**BRIEF**
Locate the lines of the listing below that hold "Angelina", then copy each of them.

**RECORDS**

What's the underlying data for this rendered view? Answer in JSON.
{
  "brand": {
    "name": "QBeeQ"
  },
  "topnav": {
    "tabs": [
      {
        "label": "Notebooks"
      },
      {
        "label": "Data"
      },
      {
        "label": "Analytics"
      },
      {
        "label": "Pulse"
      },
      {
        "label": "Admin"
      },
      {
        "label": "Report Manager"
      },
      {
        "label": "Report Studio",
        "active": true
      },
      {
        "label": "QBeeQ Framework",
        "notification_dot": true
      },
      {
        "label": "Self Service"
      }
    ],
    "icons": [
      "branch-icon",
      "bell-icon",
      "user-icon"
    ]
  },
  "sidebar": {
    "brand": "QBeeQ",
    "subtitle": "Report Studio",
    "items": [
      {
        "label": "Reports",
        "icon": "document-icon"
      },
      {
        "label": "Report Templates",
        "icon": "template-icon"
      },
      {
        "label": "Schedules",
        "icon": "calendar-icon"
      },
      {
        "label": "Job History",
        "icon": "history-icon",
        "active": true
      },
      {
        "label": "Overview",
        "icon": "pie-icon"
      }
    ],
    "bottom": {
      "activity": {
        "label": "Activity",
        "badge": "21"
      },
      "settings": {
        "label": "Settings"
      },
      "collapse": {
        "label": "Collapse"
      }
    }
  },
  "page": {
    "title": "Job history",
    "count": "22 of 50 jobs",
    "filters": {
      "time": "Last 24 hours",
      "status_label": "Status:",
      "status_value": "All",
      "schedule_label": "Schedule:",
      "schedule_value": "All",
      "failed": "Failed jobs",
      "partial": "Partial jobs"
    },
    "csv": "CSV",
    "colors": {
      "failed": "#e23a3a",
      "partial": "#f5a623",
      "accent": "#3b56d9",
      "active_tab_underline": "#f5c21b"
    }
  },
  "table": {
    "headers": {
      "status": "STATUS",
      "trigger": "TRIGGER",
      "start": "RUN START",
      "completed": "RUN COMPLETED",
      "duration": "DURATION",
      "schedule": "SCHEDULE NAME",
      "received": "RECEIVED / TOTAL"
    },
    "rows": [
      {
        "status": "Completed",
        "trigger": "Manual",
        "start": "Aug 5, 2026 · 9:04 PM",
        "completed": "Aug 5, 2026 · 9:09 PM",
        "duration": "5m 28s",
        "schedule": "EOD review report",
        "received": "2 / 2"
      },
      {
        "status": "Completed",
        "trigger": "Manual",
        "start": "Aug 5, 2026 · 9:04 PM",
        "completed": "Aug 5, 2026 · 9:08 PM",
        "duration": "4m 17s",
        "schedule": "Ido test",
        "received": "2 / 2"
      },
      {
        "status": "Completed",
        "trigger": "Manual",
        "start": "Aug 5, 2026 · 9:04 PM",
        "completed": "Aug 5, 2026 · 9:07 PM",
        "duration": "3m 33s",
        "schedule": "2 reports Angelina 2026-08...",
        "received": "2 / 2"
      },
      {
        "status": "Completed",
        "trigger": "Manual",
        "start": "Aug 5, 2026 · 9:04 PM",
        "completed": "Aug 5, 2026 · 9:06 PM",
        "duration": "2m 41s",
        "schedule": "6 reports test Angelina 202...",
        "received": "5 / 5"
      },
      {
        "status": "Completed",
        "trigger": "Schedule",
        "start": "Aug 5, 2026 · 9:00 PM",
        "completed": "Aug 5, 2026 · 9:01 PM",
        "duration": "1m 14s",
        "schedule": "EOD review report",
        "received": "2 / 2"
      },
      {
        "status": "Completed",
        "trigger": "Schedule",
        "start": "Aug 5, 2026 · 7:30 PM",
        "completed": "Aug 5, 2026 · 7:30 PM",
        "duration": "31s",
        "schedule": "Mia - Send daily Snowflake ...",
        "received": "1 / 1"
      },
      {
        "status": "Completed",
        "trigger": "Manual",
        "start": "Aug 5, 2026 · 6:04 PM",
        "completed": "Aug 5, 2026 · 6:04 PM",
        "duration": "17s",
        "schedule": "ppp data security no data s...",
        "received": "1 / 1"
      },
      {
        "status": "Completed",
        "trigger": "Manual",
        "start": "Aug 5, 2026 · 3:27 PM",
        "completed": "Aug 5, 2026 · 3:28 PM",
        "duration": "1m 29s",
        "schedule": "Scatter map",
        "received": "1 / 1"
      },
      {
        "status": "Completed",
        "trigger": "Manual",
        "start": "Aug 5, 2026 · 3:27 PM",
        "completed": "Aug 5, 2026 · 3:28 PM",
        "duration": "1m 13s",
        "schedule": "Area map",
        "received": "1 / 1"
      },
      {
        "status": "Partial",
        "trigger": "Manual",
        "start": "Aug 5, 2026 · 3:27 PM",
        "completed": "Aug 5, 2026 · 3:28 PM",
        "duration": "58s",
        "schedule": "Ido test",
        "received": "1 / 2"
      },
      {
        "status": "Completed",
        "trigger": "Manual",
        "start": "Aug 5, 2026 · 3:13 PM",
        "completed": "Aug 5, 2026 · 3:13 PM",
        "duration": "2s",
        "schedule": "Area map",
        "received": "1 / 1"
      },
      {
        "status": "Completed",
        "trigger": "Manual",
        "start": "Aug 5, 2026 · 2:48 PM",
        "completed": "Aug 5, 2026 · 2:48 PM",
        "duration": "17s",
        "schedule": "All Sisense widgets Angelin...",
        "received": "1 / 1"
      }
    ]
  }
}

**ANSWER TO THE EXERCISE**
        "schedule": "2 reports Angelina 2026-08...",
        "schedule": "6 reports test Angelina 202...",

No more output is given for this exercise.